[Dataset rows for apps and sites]
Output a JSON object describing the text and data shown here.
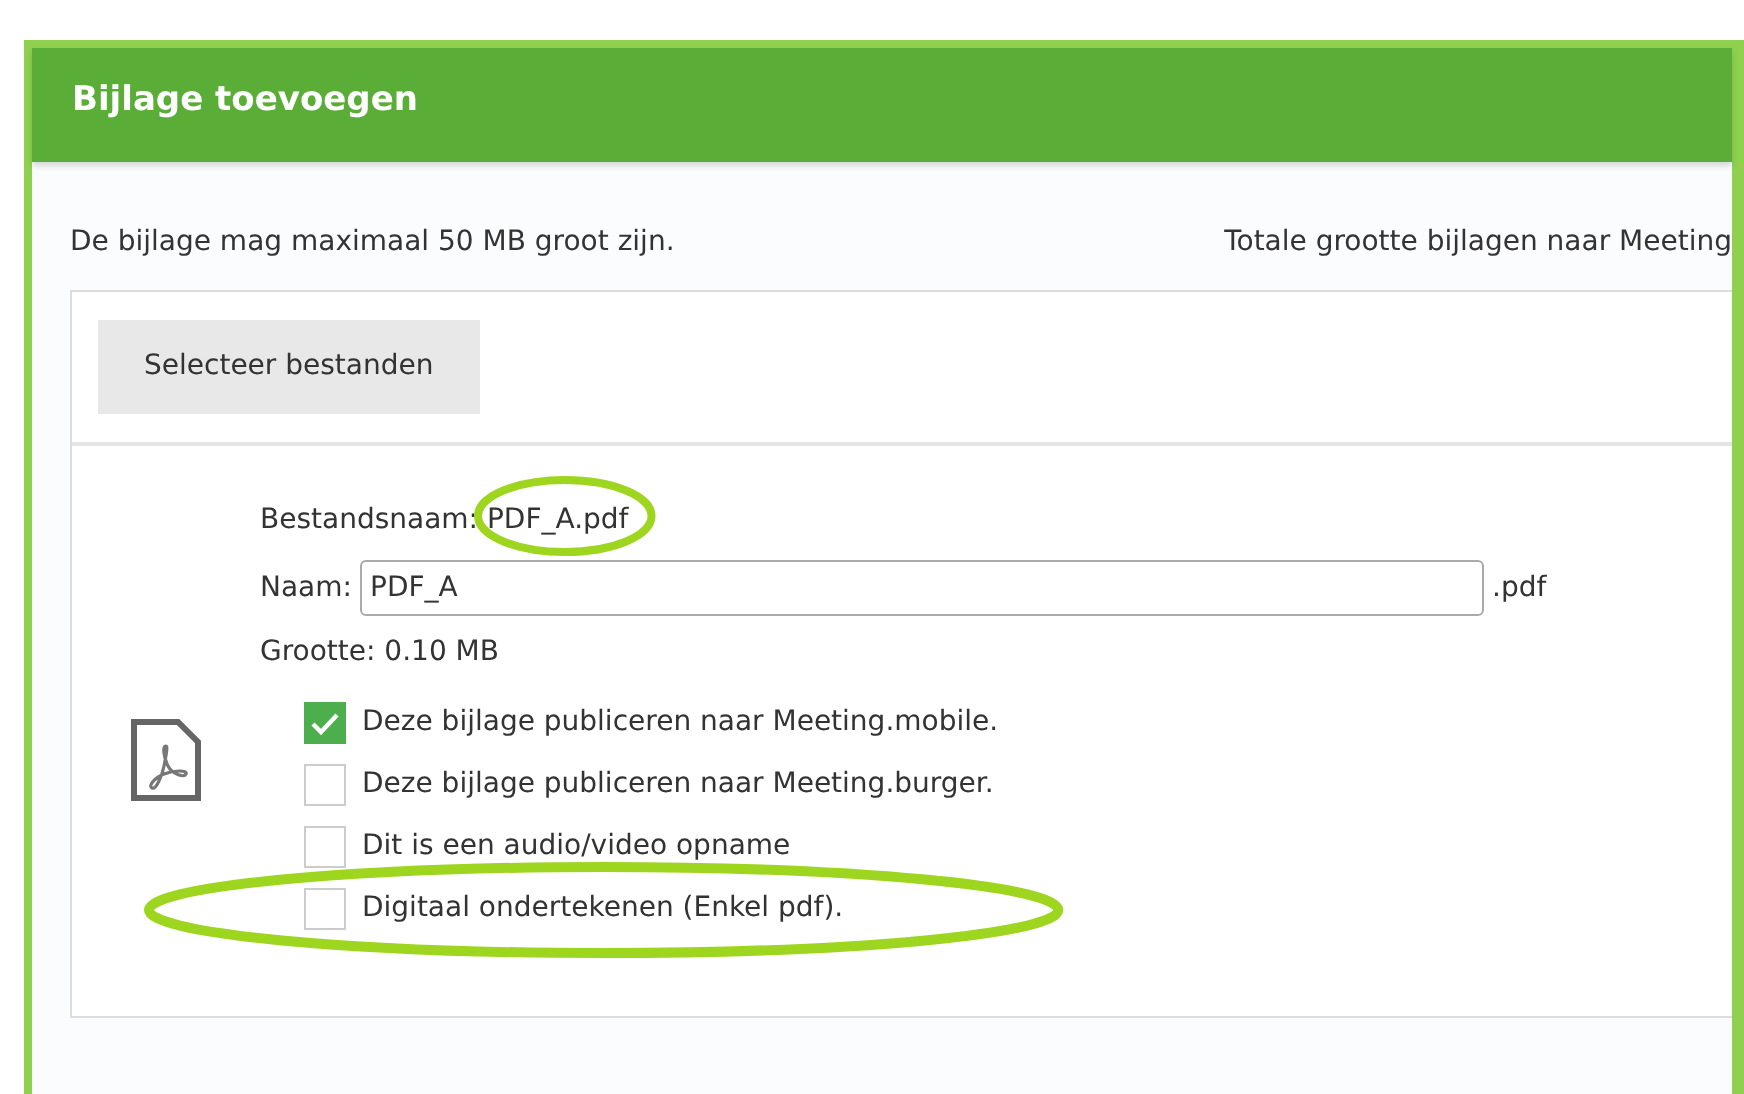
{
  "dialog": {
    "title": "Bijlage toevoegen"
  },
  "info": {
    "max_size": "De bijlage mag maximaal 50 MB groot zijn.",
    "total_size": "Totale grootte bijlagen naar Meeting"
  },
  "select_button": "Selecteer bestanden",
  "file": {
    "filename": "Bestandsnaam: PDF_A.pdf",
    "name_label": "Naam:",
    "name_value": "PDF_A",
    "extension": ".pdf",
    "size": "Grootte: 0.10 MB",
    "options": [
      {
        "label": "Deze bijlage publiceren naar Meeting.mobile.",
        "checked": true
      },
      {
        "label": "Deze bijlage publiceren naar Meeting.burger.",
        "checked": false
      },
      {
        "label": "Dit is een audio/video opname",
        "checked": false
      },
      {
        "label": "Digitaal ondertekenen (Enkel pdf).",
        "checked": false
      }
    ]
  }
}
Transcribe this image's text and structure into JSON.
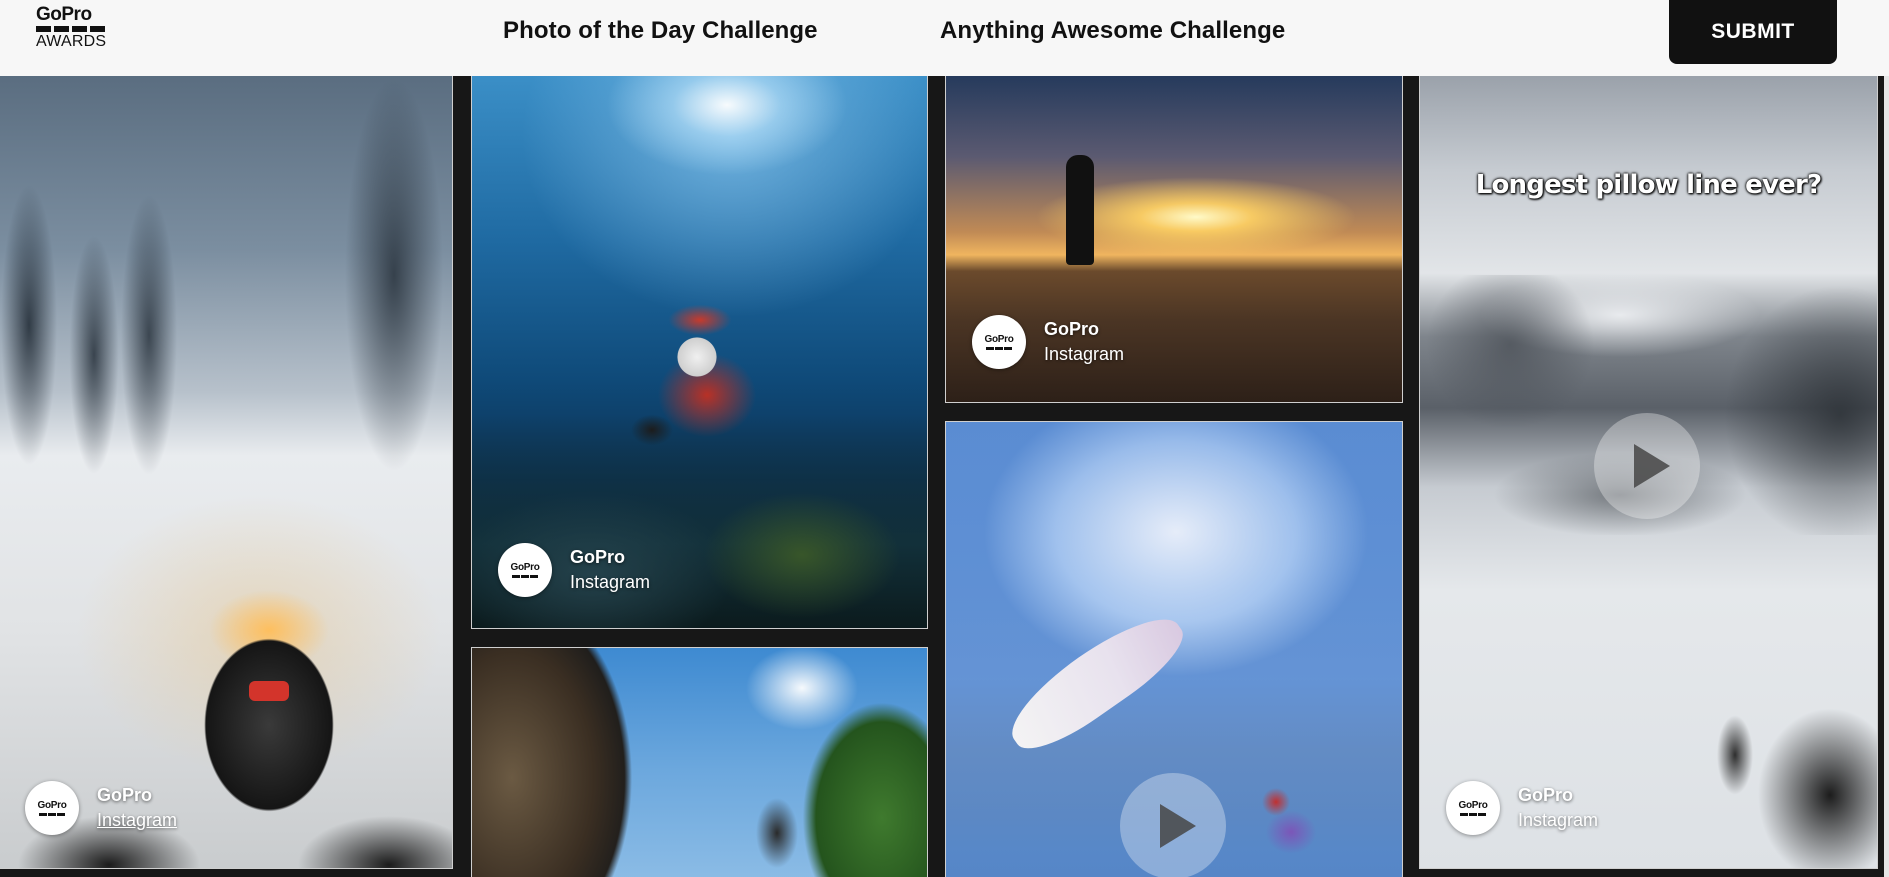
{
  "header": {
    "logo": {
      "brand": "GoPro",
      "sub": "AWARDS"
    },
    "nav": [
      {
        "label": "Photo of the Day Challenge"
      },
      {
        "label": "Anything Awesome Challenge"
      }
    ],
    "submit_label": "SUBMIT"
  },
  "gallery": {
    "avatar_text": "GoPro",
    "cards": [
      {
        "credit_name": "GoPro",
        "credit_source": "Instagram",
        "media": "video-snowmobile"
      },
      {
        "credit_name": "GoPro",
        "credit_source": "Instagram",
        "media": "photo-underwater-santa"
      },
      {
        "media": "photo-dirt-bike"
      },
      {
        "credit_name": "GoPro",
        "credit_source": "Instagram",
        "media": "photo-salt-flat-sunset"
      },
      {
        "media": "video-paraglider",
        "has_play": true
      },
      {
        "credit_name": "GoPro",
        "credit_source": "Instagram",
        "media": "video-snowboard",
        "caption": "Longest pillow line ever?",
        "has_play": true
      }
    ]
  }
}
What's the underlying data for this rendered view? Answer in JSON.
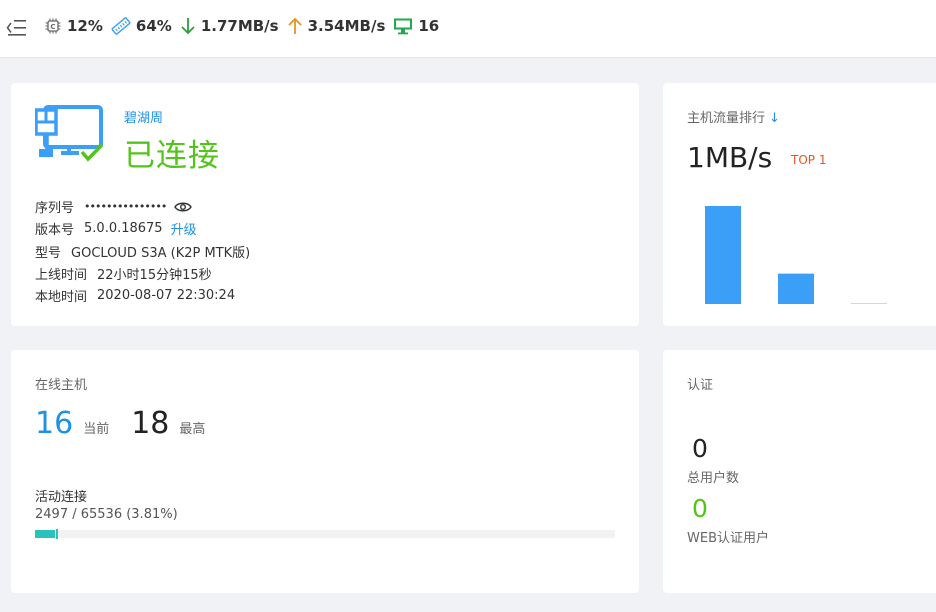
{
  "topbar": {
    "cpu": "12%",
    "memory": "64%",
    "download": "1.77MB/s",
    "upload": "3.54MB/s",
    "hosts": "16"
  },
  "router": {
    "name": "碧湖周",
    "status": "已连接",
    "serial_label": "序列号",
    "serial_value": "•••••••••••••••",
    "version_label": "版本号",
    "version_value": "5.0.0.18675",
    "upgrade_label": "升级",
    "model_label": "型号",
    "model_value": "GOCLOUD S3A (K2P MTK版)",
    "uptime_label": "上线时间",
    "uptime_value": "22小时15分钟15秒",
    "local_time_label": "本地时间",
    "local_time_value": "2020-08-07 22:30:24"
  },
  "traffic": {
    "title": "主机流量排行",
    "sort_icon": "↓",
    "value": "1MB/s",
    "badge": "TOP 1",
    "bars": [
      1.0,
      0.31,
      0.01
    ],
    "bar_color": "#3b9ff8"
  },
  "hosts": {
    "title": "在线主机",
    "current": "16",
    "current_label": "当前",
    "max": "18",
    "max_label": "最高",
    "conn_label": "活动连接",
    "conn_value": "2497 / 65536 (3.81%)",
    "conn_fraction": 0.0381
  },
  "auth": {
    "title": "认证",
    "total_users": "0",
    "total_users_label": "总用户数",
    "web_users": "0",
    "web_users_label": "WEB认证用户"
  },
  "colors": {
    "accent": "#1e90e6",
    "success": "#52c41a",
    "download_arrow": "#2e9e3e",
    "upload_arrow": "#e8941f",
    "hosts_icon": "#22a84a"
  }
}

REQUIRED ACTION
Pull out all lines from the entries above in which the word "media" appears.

EXPECTED ANSWER
        "media": "video-snowmobile"
        "media": "photo-underwater-santa"
        "media": "photo-dirt-bike"
        "media": "photo-salt-flat-sunset"
        "media": "video-paraglider",
        "media": "video-snowboard",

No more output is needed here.